A judge in New York recently ruled in favor of Uber and Lyft in a lawsuit over cruising limitations on ridesharing services in New York City, according to Reuters. The rule on cruising was passed by the city over the summer and was set to take effect in February.
- A judge ruled in favor of Uber and Lyft in a lawsuit over cruising limitations in New York City.
- The law was set to take effect in February
- The city hoped to decrease congestion by limiting cruising time.
Ridesharing services were supposed to reduce road congestion. The idea was that they would reduce traffic because people would no longer need personal cars. Instead, studies have shown that traffic is increasing in major cities, even those where ridesharing has a solid foothold.
Does ridesharing increase traffic congestion? (Photo: Getty Images)
Do Uber and Lyft increase traffic?
Uber and Lyft hired Fehr and Peers to study the problem and found ridesharing vehicles aren’t responsible for the majority of Vehicle Miles Traveled. They are, however, responsible for adding an extra vehicle to the road 46 percent of the time.
Much of that time, there’s no fare and drivers are simply cruising the streets while waiting for a fare. The NYC Taxi and Limousine Commission decided to act. It capped the number of for-hire vehicles and stopped issuing licenses for 12 months back in the summer of 2018.
That didn’t solve the problem of congestion on New York City streets, so the commission took aim at cruising time. Initially, drivers could cruise 41 percent of the time they were working. The new rule called for that percentage to drop to 36 percent in February and then 31 percent in August.
Uber opposed the cap because it could keep drivers from working at all when business is slow. Not only would that reduce driver income, it could reduce people’s reliance on ridesharing. If during slow times there are so few drivers that potential customers can’t find a ride, then they’ll look to other transportation solutions like taxis or buses.
Uber and Lyft filed separate lawsuits over the cruising caps and Supreme Court of the State of New York Judge Lyle Frank ruled in their favor. He said his ruling covered both lawsuits. According to the New York Post, Frank found the rationale for the limit “simply insufficient” and was critical of the commission treating time spent traveling to pick up a fare as part of cruising time.
Traffic congestion is a persistent issue for New York City. (Photo: Getty Images)
Solving the congestion problem
While this is a win for Uber and Lyft, both companies are aware the problem of congestion isn’t going away. New York City is considering appealing Judge Frank’s decision and says it’s committed to solving the problem.
Uber wants to solve the problem too, but its solution isn’t putting limitations on drivers. Instead it says congestion pricing is the right approach. According to The Verge, this would encourage people to not simply hail a ride on their own, but to consider sharing that ride with other passengers or taking public transportation.
UberPool allows passengers to do exactly that by matching riders with others heading in the same direction.
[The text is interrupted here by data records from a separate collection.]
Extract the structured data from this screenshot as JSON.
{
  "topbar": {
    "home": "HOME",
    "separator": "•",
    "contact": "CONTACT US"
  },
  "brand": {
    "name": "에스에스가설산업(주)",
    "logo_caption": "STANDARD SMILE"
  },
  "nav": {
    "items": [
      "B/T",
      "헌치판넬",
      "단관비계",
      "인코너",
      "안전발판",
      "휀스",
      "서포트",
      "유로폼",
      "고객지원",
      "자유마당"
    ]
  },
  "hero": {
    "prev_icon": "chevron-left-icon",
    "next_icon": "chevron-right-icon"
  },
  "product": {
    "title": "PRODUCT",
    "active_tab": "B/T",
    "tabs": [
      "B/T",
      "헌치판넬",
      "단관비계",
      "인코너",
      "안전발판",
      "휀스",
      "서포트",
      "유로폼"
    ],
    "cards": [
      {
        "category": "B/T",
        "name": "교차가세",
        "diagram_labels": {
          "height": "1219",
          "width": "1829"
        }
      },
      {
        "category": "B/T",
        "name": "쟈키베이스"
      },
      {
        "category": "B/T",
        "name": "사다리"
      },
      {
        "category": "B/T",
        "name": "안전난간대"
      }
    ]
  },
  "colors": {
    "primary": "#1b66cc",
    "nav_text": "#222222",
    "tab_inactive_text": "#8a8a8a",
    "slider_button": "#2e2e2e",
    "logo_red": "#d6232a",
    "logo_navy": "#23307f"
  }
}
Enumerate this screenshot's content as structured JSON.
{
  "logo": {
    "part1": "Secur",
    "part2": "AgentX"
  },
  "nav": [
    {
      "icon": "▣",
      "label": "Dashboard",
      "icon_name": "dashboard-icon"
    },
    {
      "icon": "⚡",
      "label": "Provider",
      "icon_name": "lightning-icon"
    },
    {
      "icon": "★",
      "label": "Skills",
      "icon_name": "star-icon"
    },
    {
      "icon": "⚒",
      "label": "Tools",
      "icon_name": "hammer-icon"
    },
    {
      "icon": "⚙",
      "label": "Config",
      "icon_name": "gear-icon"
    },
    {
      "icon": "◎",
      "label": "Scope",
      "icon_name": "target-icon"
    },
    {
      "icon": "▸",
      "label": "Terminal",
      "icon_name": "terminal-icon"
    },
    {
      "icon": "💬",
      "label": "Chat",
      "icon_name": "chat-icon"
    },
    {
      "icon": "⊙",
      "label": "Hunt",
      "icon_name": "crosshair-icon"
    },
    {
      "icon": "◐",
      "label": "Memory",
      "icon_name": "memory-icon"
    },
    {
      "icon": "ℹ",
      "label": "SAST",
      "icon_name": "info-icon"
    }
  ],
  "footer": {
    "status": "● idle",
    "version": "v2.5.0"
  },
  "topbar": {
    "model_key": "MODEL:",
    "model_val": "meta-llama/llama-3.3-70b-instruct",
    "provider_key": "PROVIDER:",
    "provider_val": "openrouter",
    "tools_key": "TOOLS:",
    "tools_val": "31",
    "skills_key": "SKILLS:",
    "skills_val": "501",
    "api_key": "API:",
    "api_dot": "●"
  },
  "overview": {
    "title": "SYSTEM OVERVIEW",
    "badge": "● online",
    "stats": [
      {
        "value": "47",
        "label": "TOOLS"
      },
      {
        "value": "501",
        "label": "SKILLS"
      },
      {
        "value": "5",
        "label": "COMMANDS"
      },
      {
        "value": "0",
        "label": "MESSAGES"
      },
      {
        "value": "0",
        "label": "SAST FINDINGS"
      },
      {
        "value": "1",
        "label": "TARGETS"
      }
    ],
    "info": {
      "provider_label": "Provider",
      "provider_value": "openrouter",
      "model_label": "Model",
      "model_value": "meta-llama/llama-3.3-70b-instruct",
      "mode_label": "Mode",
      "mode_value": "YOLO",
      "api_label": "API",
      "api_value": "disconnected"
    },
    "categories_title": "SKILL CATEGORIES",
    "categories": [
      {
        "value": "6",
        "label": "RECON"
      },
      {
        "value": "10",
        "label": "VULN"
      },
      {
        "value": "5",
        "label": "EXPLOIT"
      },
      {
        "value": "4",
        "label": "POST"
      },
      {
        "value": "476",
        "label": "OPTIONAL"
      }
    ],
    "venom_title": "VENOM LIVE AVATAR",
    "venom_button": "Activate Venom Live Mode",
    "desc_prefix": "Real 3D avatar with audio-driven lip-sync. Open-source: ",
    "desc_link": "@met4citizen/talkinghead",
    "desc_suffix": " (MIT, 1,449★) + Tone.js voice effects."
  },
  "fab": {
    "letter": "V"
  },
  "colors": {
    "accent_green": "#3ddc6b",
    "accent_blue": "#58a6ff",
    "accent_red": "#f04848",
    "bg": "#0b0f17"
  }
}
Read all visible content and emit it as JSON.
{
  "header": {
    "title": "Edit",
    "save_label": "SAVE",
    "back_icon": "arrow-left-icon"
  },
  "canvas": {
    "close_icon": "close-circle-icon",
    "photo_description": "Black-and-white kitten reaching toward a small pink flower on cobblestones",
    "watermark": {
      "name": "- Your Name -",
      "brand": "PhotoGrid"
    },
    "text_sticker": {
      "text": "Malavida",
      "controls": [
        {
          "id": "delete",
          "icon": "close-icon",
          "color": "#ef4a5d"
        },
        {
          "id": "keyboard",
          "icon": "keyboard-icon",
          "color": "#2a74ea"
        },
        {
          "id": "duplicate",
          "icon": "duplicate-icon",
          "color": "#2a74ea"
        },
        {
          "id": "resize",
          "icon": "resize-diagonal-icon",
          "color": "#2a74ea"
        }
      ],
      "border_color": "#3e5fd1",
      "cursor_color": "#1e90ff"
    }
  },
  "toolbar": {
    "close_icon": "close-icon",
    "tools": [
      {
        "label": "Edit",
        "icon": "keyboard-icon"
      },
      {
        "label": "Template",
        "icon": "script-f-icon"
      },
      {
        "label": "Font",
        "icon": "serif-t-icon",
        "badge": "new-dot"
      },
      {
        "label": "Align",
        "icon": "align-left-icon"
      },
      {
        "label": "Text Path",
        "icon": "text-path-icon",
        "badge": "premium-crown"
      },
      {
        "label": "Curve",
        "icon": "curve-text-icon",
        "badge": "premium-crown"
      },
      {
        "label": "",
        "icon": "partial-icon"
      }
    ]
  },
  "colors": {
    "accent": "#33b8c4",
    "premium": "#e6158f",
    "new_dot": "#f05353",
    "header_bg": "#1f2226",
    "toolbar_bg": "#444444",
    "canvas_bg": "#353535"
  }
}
While it might take a few moments longer to get to your destination with stops for the other riders, it reduces the cost to each passenger and the number of vehicles required to get everyone to wherever they want to go.
While ridesharing companies acknowledge their role in increasing congestion, particularly in urban areas like New York City, they don’t want changes that could significantly alter their business model. They want their drivers to have the flexibility to work when it’s convenient without punitive restrictions.
This is also in the best interest of its customers. For ridesharing to work, vehicles need to be readily available whenever a customer needs one. Otherwise, those customers will look elsewhere and may stop looking to ridesharing as a first solution.
WHY THIS MATTERS
Ridesharing makes it easier for people to get around cities, but at the cost of increased congestion. Neither government officials nor the public like the extra vehicles crowding city streets and want a solution. So do ridesharing companies. Finding the right solution will require cooperation rather than rules that arbitrarily restrict ridesharing services.